If you have any interest in this area, the book “Galina Balashova, Architect of the Soviet Space Program” is absolutely essential, and is packed with elegant and informative paintings and drawings. 

Galina Balashova, Architect of the Soviet Space Program.
Galina Balashova, Architect of the Soviet Space Program.

Continue reading “Soviet Manned Lunar Craft Designs”

The role of Lunokhod in Soviet Union manned lunar program.

It was not realised at the time, but the Soviet “Lunokhod” robotic moon rover was also a key component of the plans to put a cosmonaut onto the Moon.

Here’s how the mission sequence would work:

Identify landing sites.

Lunokhod would provide close up examination of prospective landing sites for a manned mission. This required a “Proton” (UR-500) class launcher.

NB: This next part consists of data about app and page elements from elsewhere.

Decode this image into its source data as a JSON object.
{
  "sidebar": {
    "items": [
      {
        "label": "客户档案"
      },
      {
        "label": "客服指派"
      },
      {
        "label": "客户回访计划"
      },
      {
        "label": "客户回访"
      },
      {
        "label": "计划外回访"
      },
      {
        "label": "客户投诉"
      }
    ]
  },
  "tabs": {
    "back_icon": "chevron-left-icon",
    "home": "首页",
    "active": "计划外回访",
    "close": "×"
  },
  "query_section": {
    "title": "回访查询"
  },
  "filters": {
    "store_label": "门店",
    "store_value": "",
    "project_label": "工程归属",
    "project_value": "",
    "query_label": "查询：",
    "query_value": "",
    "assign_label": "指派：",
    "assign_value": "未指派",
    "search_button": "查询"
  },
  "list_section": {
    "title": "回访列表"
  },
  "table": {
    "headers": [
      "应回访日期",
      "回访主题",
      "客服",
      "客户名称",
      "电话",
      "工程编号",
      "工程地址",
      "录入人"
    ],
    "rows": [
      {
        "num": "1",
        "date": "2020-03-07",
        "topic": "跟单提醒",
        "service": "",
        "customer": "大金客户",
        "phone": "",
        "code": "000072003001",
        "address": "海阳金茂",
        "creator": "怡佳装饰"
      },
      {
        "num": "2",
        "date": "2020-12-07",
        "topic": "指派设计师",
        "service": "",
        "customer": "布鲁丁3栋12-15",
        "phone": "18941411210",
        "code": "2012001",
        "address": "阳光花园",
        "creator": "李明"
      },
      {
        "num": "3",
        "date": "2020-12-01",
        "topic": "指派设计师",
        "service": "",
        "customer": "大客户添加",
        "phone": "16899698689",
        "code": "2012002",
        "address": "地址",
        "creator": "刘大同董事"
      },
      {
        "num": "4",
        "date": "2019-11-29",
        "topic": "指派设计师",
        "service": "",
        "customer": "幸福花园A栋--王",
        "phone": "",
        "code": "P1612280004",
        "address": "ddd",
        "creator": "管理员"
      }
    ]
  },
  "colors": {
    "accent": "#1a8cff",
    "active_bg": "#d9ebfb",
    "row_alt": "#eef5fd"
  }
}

Proton Rocket Ascending
Proton Rocket Ascending

Continue reading “The role of Lunokhod in Soviet Union manned lunar program.”

RN-2, the Nuclear R7, The Historical Reference Information

Here’s the historical information on the nuclear Soyuz variants I have been able to find. My Russian is not great, in some cases the translation is awkward or not completely clear. Nick

The draft design of the rockets started on the basis of the Decree of June 30, 1958. Two bureaus, OKB-456, and OKB-670 were involved. The design chosen was based on direct heating of the working fluid, and it’s ejection through the nozzle. An open core reactor, in other words.

OKB-456 is now known as NPO Energomash, and at the time was run by the brilliant but prickley rocket engine designer, V P Glushko. OKB-670 was run by M M Bondariuk. Bondariuk had been working on nuclear ammonia rockets since 1954. Continue reading “RN-2, the Nuclear R7, The Historical Reference Information”

Nuclear Soyuz – ЖРД / ЯРД, an unflown design

Not that long ago I got an excellent book by Alexander Schliadinski, who provided the core information for “N-1 for the Moon and Mars“.

N1 Czar of rockets, by A. Schliadinski
N1 Czar of rockets, by A. Schliadinski

Continue reading “Nuclear Soyuz – ЖРД / ЯРД, an unflown design”